## WHAT THIS TASK INVOLVES
For the word "PUKKA", find each line in the entries where it occurs and copy that line.

## SUPPLIED MATERIAL
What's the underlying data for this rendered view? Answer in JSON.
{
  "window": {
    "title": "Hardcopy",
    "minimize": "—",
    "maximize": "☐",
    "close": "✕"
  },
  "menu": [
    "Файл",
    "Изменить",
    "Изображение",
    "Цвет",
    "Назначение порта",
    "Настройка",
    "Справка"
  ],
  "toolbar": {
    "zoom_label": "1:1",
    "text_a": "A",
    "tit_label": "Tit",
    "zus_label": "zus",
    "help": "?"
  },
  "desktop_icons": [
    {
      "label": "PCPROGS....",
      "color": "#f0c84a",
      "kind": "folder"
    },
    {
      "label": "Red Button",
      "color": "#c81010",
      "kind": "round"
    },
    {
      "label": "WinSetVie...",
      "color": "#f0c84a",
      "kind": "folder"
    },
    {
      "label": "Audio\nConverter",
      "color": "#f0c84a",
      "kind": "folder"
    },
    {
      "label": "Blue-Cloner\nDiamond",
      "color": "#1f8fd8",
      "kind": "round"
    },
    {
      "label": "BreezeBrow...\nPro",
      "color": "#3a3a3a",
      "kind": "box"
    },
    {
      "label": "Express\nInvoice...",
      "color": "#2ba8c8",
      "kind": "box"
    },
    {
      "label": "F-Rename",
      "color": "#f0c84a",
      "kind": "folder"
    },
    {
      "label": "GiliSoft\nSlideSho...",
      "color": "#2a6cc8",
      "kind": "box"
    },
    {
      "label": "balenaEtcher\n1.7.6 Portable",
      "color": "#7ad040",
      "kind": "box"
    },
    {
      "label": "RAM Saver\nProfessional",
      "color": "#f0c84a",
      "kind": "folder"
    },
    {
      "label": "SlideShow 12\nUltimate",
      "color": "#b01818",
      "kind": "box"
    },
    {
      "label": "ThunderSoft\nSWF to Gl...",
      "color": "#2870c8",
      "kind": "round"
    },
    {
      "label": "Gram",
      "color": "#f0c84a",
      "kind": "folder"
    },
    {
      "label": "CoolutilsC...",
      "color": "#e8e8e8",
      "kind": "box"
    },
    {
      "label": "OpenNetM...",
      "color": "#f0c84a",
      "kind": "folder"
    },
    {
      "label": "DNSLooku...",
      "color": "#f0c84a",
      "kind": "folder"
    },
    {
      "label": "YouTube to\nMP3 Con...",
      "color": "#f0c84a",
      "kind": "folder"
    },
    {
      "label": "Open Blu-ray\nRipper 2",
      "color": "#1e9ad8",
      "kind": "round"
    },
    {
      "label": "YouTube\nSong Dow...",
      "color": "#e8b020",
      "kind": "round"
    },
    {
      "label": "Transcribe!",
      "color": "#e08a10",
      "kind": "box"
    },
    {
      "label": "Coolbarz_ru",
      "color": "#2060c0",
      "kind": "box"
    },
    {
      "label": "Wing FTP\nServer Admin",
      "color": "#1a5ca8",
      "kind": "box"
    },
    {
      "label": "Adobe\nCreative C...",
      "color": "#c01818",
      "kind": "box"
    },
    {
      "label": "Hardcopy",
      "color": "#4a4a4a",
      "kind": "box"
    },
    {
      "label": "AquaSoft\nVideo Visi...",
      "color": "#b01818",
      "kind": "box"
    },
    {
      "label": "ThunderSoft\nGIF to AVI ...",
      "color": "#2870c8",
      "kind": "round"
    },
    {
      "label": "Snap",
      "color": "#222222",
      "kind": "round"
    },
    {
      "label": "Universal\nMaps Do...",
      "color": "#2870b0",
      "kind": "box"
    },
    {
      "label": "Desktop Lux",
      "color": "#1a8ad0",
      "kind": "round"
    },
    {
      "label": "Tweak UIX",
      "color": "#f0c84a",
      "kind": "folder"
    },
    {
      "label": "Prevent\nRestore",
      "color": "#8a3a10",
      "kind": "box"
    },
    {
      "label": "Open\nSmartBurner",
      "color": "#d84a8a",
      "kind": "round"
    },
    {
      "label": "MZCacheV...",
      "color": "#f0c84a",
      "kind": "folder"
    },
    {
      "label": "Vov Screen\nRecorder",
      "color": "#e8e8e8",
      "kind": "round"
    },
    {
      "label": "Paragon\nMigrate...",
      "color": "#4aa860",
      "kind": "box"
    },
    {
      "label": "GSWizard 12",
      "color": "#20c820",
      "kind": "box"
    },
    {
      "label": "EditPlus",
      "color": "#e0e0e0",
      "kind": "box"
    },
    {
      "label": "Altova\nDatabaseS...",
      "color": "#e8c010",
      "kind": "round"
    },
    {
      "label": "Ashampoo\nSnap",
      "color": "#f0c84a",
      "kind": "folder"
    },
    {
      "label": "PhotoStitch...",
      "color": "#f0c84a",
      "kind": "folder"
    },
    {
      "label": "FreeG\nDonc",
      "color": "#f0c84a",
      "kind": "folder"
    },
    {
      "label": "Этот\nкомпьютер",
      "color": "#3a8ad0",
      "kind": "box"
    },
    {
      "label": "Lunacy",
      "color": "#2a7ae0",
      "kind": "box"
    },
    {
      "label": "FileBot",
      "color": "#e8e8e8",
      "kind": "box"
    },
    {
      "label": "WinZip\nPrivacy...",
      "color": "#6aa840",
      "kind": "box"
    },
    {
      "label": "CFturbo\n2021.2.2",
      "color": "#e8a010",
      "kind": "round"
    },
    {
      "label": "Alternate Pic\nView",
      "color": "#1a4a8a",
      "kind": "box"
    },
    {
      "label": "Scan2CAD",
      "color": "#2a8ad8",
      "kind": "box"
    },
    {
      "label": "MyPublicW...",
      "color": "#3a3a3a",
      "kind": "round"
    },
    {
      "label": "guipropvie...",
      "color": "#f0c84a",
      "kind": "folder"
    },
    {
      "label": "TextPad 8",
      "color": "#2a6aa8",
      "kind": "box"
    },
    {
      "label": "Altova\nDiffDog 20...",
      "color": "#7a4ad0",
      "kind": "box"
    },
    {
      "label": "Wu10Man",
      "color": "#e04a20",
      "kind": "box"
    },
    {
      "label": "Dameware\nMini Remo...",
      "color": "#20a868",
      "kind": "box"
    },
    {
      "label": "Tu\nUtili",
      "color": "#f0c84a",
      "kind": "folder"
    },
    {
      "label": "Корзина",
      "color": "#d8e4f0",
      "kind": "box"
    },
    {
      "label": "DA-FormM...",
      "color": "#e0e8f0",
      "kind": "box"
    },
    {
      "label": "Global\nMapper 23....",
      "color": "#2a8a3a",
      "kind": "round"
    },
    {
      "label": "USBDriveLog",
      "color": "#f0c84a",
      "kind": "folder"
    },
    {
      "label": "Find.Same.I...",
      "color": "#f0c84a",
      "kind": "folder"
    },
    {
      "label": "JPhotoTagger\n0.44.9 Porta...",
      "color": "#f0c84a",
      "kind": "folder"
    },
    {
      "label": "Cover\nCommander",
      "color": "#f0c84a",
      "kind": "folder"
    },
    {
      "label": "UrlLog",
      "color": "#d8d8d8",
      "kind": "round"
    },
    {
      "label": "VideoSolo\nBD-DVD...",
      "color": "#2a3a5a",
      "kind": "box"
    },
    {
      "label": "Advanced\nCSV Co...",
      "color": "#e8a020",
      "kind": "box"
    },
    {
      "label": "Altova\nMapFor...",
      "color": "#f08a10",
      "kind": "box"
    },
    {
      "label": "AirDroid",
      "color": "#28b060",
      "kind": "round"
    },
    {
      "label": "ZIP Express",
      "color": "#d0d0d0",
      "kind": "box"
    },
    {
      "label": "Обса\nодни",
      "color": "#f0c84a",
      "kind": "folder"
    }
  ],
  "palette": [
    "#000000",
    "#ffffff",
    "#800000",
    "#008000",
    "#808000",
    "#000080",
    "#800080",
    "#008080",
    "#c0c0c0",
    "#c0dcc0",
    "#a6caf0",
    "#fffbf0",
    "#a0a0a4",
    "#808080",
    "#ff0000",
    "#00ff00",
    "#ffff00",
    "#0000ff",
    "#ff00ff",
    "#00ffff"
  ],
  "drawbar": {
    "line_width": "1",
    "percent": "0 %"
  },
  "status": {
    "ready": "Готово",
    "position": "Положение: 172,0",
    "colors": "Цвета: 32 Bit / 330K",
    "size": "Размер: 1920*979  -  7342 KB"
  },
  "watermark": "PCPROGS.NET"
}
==
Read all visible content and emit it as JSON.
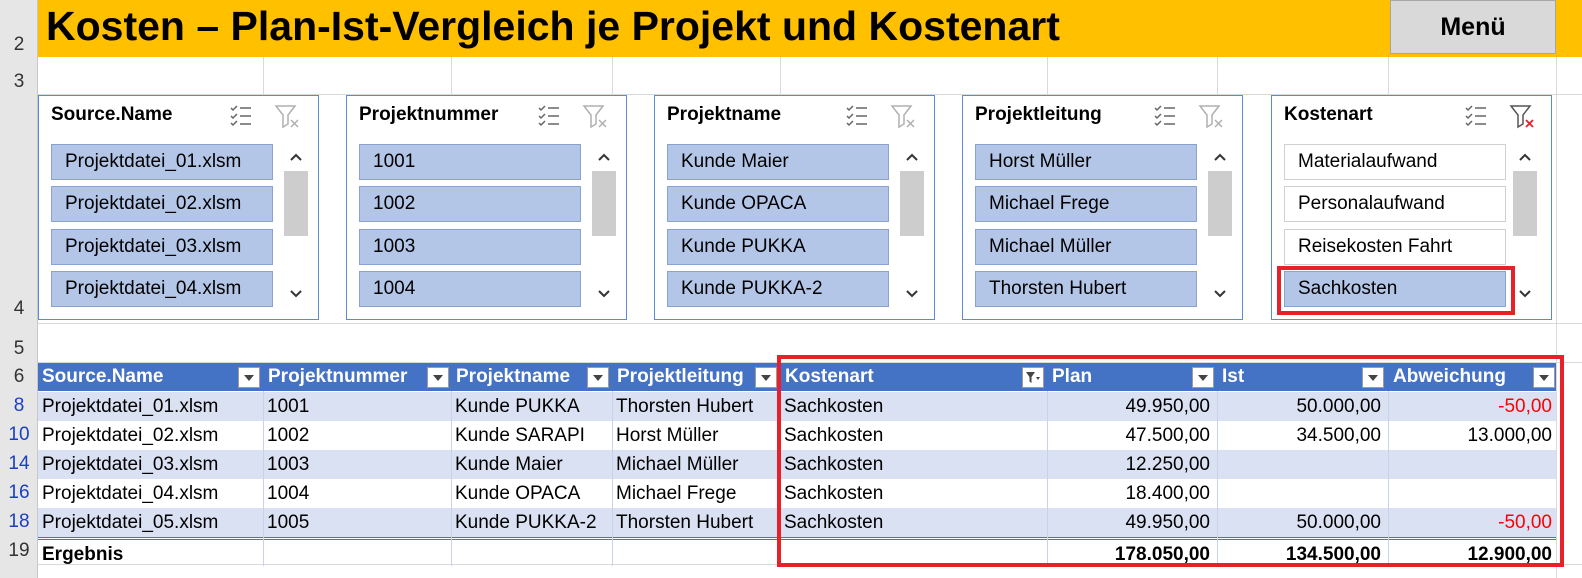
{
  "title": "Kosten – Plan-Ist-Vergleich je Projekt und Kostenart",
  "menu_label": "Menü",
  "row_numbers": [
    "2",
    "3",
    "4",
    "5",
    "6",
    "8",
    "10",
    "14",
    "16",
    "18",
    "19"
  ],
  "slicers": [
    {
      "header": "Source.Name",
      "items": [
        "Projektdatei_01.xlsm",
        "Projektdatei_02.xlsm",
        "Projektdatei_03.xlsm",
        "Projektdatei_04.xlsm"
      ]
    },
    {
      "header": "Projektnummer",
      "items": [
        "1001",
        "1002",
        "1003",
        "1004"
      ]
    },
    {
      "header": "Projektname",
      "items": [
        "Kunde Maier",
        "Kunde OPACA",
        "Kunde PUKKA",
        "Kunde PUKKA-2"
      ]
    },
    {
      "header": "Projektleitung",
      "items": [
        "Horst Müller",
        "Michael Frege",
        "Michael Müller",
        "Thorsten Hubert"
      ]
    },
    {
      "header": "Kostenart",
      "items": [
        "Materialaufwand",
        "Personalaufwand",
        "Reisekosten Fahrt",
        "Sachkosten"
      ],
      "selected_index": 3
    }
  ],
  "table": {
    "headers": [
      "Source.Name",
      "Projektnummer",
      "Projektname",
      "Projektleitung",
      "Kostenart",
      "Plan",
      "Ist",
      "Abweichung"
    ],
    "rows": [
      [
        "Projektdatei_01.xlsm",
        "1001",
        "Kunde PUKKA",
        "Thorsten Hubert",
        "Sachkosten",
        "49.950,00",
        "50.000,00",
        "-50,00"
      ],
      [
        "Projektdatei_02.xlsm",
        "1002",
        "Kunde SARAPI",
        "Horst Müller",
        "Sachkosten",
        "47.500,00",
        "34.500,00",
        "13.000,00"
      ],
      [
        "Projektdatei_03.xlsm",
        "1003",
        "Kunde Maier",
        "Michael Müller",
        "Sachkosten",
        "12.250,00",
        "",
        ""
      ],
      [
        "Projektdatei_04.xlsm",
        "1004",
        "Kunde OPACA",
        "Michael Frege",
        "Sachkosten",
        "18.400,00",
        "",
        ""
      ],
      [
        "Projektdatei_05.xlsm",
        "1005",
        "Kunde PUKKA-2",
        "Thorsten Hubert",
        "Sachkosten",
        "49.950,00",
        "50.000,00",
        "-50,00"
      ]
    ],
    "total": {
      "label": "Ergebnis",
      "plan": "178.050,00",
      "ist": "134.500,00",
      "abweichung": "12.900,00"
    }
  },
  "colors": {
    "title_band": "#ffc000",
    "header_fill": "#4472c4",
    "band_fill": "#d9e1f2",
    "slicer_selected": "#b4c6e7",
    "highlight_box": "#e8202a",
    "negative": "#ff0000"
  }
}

## SOLUTION
        "Kunde PUKKA",
        "Kunde PUKKA-2"
        "Kunde PUKKA",
        "Kunde PUKKA-2",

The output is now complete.